*INSTRUCTIONS FOR THE TASK:* Starting at the line that holds "Transcribe this image's", reproduce each line exactly up to and including the last line of the records below. Pictures stay out.

*Data items:*
________________________

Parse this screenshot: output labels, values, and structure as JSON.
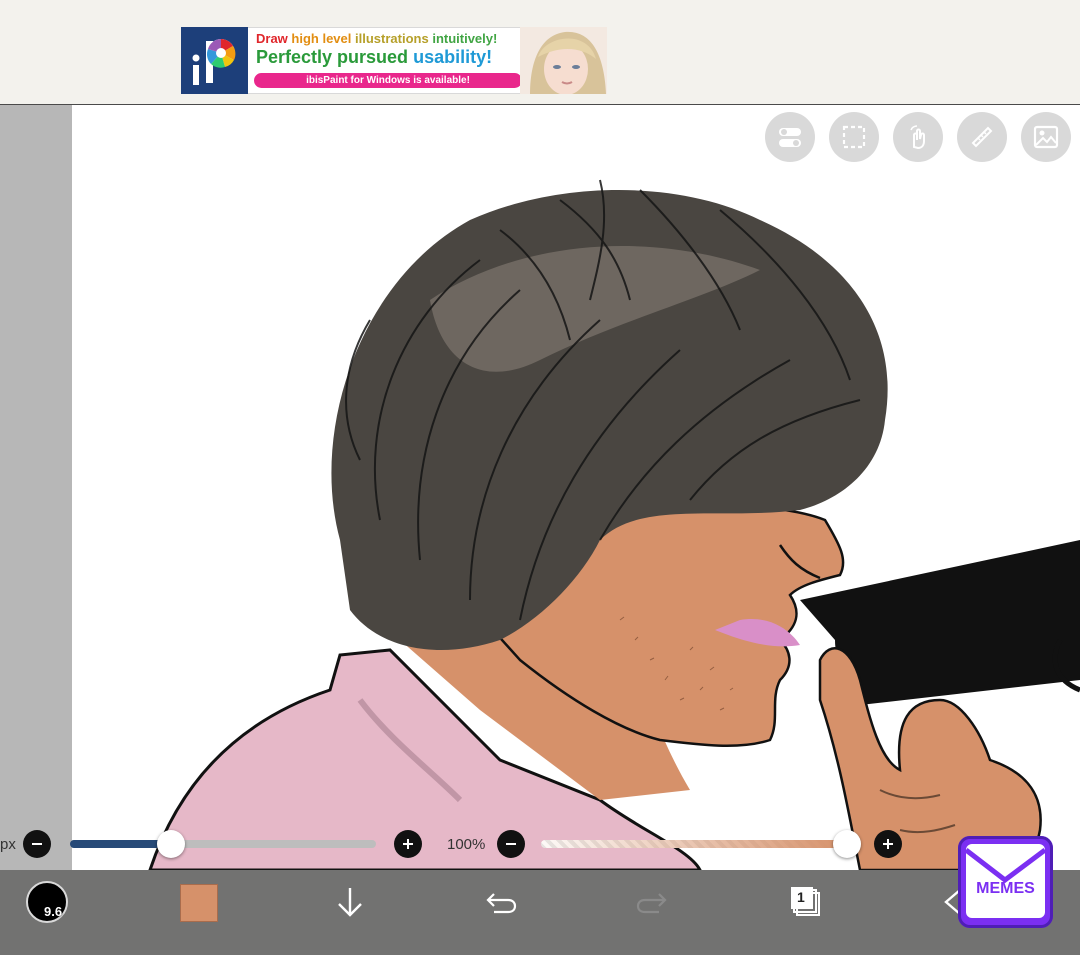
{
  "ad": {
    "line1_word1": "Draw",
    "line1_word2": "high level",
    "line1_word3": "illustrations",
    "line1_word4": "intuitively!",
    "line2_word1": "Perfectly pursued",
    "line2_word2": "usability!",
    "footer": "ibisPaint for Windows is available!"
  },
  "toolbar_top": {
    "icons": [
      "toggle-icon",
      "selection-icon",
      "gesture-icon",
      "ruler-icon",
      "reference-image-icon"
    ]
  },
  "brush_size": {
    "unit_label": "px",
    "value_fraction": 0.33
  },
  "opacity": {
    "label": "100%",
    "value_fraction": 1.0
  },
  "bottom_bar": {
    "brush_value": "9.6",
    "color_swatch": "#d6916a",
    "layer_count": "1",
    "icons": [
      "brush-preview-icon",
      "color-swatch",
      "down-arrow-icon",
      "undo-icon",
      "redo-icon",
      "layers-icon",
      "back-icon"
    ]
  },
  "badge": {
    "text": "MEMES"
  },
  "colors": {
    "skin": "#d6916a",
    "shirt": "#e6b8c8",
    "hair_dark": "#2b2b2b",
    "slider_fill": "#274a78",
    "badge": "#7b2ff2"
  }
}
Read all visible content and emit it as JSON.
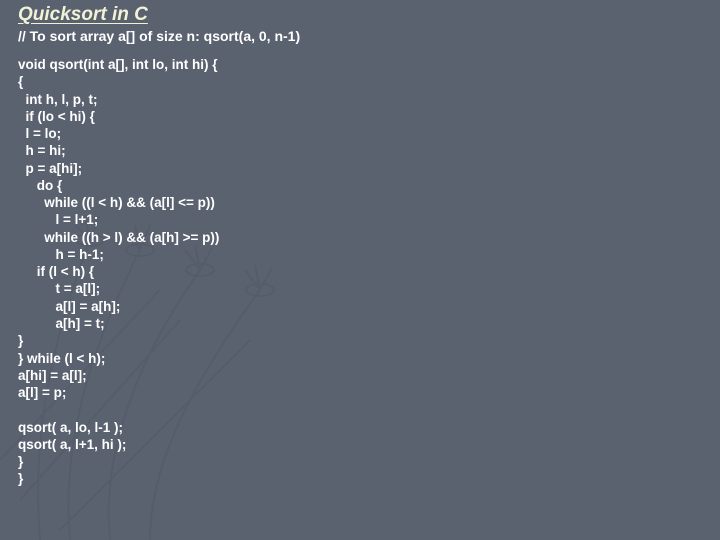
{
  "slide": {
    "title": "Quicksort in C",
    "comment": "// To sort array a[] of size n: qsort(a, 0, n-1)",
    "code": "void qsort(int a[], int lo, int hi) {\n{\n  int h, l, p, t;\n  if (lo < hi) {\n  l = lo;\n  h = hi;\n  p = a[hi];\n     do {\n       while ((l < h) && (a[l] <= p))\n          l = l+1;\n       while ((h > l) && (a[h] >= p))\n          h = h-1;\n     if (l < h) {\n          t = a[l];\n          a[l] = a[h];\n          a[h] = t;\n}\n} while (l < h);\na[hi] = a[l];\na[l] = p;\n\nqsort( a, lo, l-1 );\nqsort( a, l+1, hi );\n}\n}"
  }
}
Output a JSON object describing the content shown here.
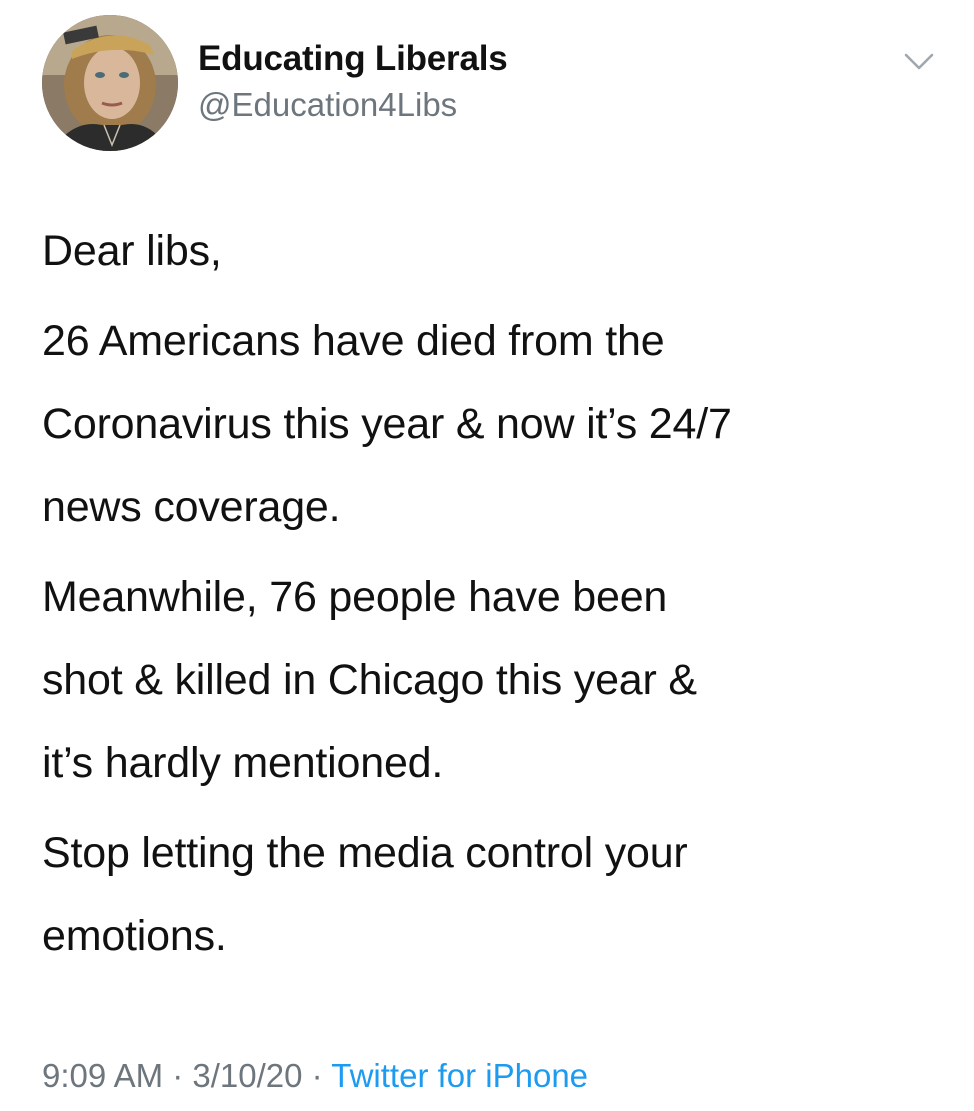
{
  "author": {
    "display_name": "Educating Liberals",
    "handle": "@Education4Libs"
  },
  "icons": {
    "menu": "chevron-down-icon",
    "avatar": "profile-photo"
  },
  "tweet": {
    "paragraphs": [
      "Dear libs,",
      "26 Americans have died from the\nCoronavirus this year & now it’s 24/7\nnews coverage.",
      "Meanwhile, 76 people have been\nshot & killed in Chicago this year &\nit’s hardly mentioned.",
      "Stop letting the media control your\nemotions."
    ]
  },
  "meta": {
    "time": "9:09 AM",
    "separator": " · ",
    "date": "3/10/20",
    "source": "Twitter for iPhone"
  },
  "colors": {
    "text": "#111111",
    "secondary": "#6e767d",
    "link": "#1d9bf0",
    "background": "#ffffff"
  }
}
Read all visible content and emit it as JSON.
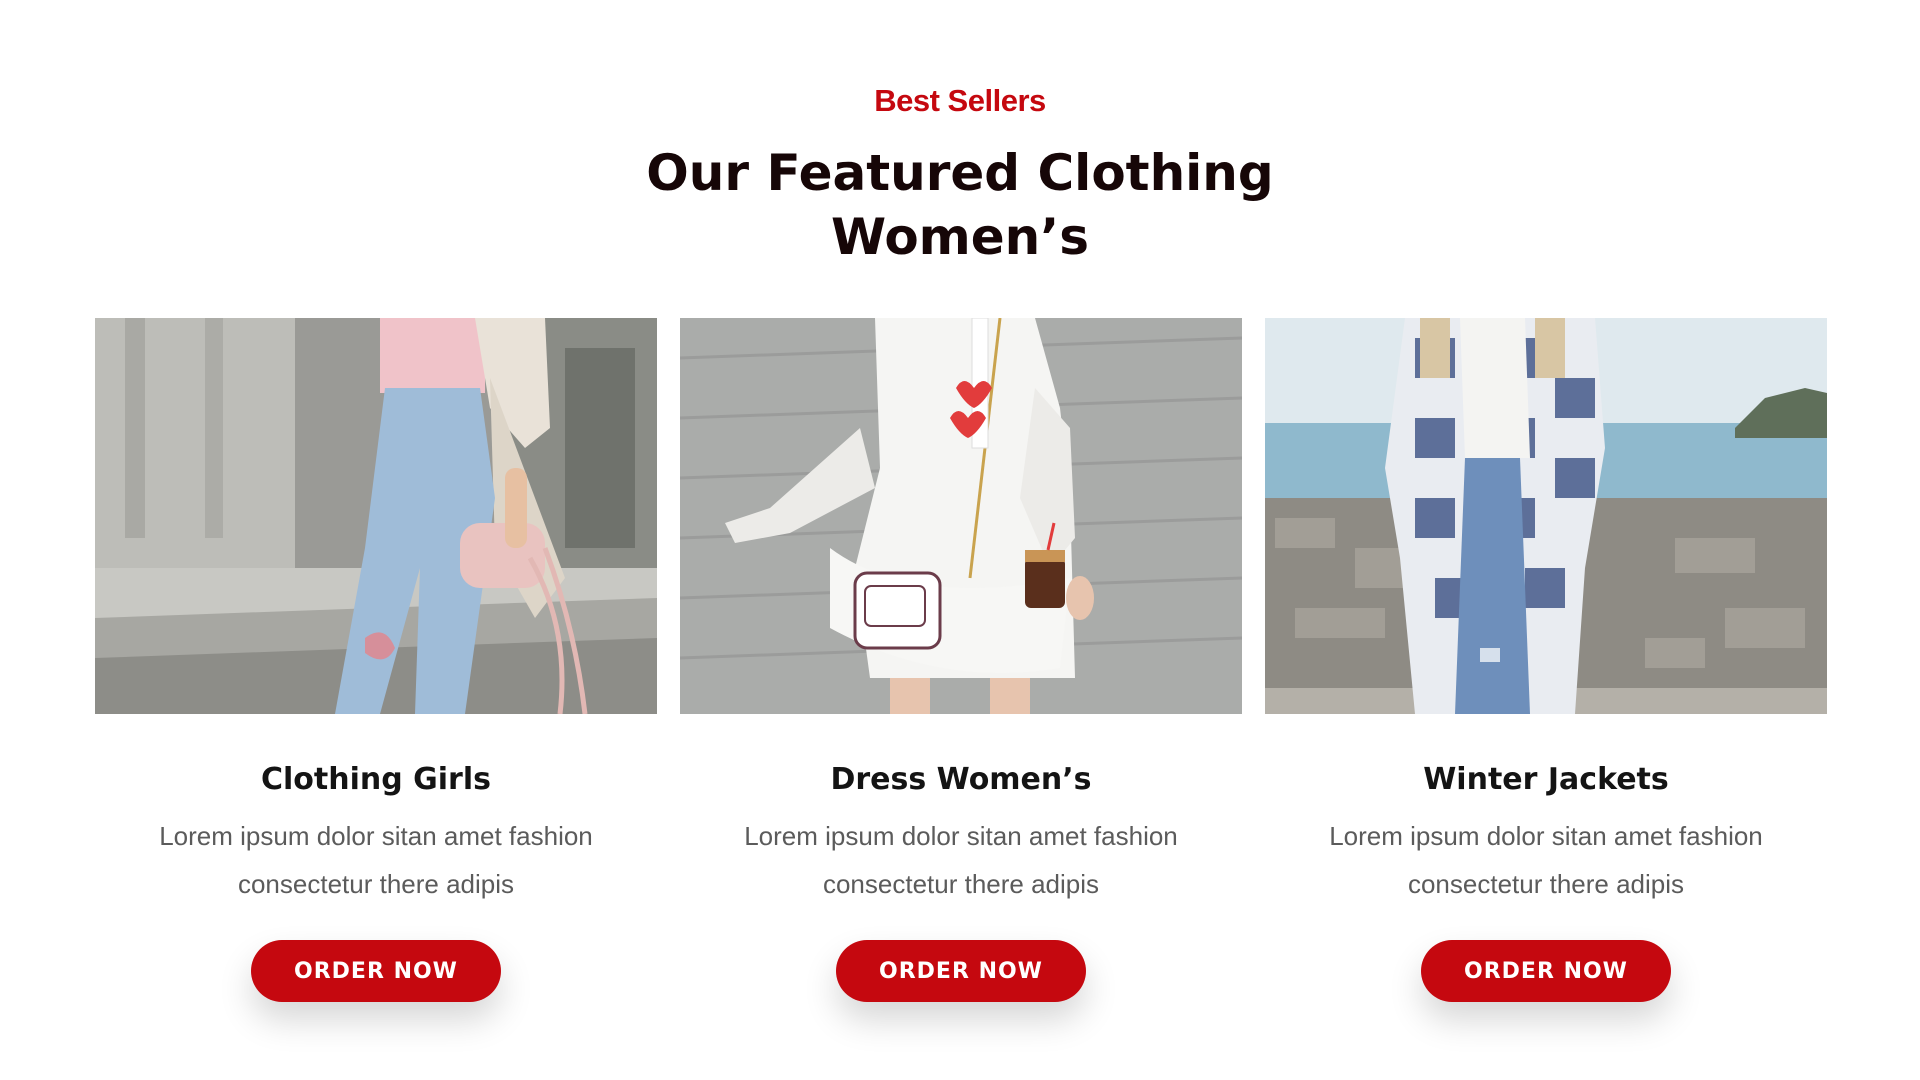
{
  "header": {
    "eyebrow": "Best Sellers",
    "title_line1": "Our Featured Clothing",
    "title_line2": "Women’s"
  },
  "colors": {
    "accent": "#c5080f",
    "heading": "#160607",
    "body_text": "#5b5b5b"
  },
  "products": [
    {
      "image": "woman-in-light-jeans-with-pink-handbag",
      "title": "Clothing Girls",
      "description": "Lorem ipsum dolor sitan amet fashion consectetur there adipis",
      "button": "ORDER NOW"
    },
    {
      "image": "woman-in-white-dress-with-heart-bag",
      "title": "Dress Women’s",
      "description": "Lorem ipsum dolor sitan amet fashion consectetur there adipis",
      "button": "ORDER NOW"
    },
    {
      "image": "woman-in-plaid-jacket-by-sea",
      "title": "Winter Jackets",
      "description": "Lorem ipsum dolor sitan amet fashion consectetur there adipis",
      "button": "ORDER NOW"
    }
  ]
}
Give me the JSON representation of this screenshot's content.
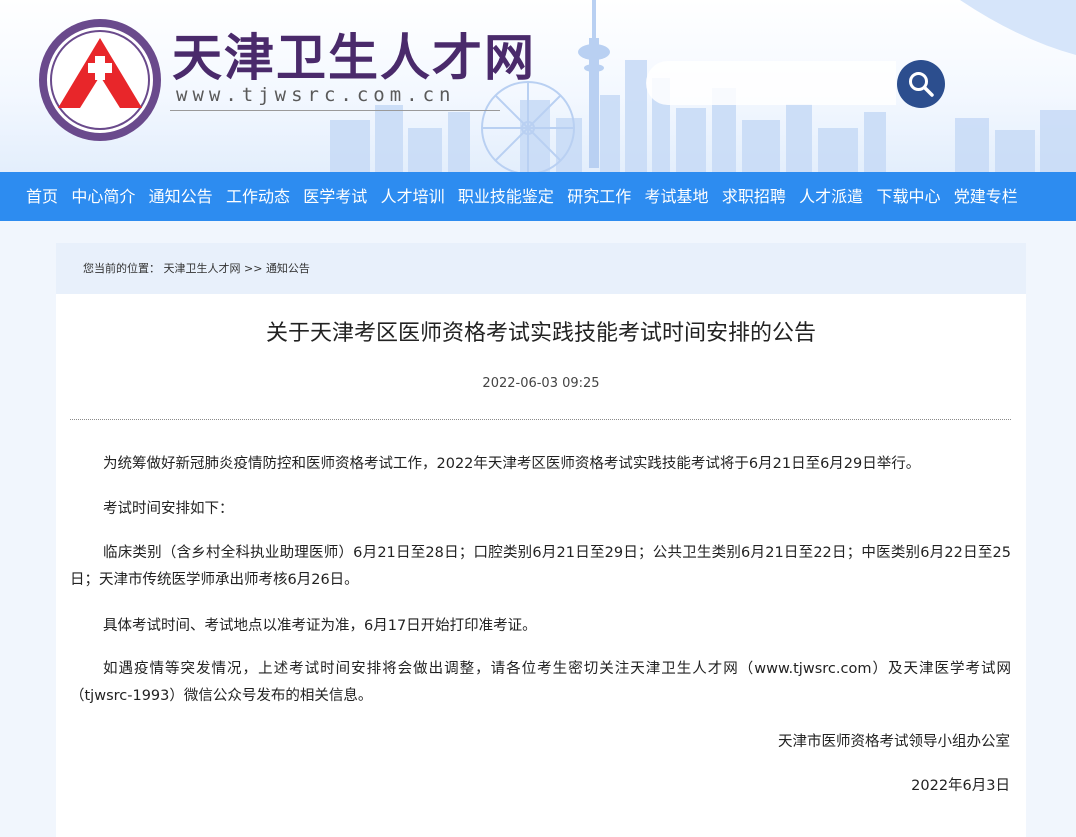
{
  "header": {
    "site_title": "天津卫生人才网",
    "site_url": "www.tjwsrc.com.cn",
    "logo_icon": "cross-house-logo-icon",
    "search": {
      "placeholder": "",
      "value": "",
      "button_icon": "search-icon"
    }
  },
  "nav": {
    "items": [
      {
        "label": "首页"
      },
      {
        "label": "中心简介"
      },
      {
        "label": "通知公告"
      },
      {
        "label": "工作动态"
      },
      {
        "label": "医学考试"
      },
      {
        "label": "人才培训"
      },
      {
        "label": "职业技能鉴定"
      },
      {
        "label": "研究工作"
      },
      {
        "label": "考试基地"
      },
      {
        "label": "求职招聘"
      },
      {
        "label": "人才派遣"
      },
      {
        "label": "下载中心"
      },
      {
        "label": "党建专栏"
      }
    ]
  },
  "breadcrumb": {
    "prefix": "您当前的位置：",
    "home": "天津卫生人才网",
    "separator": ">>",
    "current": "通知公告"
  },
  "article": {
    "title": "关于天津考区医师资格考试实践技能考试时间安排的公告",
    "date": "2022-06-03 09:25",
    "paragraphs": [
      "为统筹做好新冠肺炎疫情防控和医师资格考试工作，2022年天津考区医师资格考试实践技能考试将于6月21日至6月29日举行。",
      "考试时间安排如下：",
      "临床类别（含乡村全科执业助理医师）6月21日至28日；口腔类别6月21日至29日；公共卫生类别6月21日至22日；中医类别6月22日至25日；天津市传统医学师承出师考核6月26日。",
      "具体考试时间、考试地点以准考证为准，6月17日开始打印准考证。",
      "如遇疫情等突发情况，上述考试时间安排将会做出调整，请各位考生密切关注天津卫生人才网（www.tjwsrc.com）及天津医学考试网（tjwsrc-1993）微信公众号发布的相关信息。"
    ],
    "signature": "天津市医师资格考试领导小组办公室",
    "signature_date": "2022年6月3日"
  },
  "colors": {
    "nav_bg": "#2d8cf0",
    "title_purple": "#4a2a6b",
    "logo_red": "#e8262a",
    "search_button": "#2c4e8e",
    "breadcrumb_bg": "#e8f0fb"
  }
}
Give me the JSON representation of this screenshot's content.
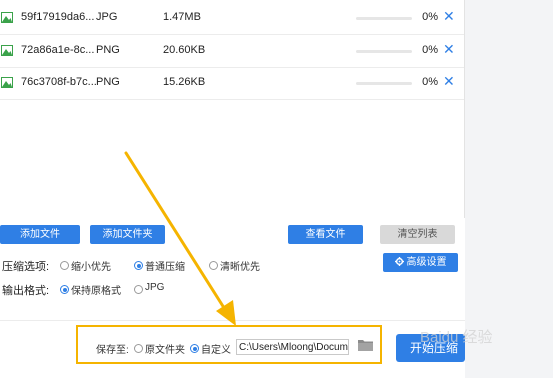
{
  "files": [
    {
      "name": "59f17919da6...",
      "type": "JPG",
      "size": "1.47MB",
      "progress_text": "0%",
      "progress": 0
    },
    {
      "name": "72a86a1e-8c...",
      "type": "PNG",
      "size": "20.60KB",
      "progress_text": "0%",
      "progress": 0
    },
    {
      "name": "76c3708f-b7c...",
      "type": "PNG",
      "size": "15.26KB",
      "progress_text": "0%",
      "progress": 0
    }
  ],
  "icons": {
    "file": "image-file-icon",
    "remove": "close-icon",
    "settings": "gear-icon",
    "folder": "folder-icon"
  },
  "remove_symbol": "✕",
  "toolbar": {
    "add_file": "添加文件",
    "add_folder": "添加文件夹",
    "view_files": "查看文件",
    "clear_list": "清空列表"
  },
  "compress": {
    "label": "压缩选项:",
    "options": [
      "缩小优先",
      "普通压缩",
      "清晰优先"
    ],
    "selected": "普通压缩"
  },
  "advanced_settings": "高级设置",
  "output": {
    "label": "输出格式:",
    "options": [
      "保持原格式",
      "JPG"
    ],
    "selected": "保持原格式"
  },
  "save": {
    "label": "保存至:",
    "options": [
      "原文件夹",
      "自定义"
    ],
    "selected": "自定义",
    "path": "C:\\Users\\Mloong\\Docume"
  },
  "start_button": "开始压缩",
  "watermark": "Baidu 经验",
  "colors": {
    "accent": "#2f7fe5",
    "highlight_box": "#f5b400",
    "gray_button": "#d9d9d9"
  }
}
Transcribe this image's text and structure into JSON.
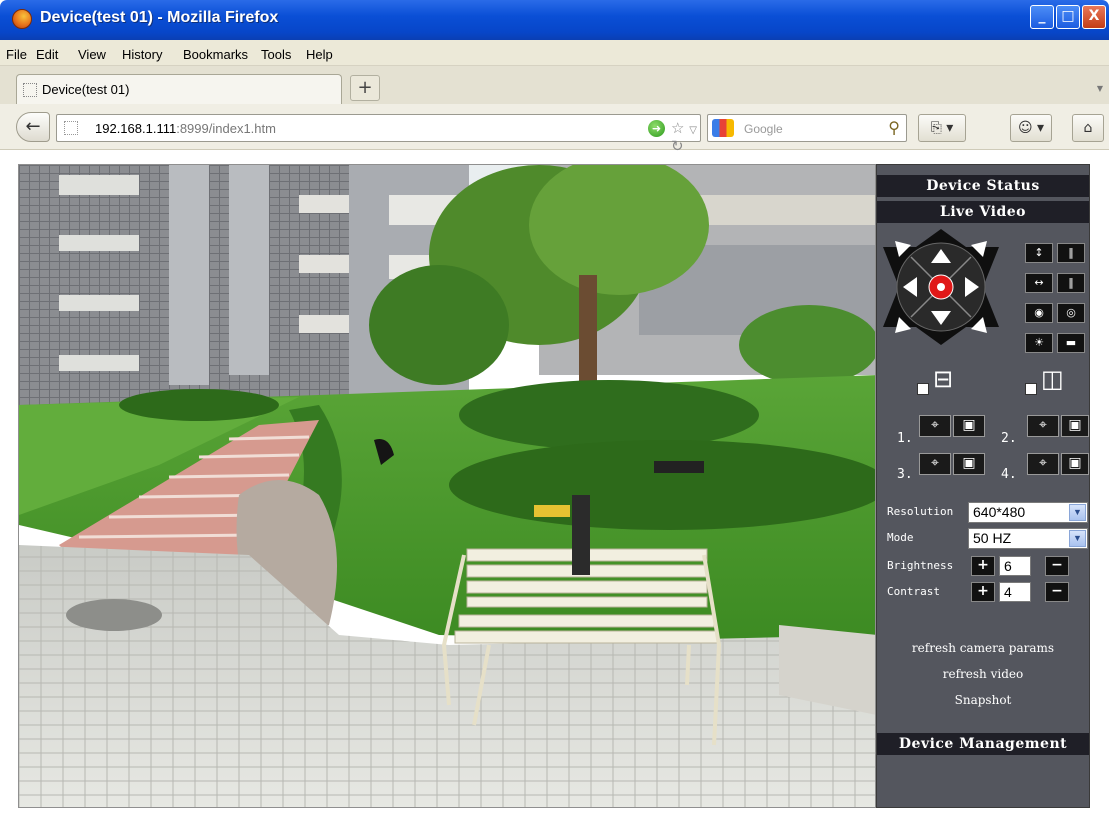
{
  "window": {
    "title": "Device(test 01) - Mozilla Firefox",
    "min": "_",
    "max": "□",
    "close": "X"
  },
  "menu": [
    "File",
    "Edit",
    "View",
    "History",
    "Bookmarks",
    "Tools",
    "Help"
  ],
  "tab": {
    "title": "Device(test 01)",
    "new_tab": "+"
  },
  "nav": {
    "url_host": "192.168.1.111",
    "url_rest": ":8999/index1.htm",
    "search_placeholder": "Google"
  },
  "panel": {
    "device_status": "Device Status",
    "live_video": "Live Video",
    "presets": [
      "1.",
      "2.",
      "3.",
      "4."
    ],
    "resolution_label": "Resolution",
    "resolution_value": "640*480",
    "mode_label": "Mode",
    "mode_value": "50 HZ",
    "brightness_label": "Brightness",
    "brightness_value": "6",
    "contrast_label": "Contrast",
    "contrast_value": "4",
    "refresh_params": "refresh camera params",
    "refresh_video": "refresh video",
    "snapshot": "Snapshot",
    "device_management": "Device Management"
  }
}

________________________

*ANSWER TO THIS PROBLEM:*
Transcribe this image's text and structure into JSON.
{
  "window": {
    "title": "Device(test 01) - Mozilla Firefox",
    "min": "_",
    "max": "□",
    "close": "X"
  },
  "menu": [
    "File",
    "Edit",
    "View",
    "History",
    "Bookmarks",
    "Tools",
    "Help"
  ],
  "tab": {
    "title": "Device(test 01)",
    "new_tab": "+"
  },
  "nav": {
    "url_host": "192.168.1.111",
    "url_rest": ":8999/index1.htm",
    "search_placeholder": "Google"
  },
  "panel": {
    "device_status": "Device Status",
    "live_video": "Live Video",
    "presets": [
      "1.",
      "2.",
      "3.",
      "4."
    ],
    "resolution_label": "Resolution",
    "resolution_value": "640*480",
    "mode_label": "Mode",
    "mode_value": "50 HZ",
    "brightness_label": "Brightness",
    "brightness_value": "6",
    "contrast_label": "Contrast",
    "contrast_value": "4",
    "refresh_params": "refresh camera params",
    "refresh_video": "refresh video",
    "snapshot": "Snapshot",
    "device_management": "Device Management"
  }
}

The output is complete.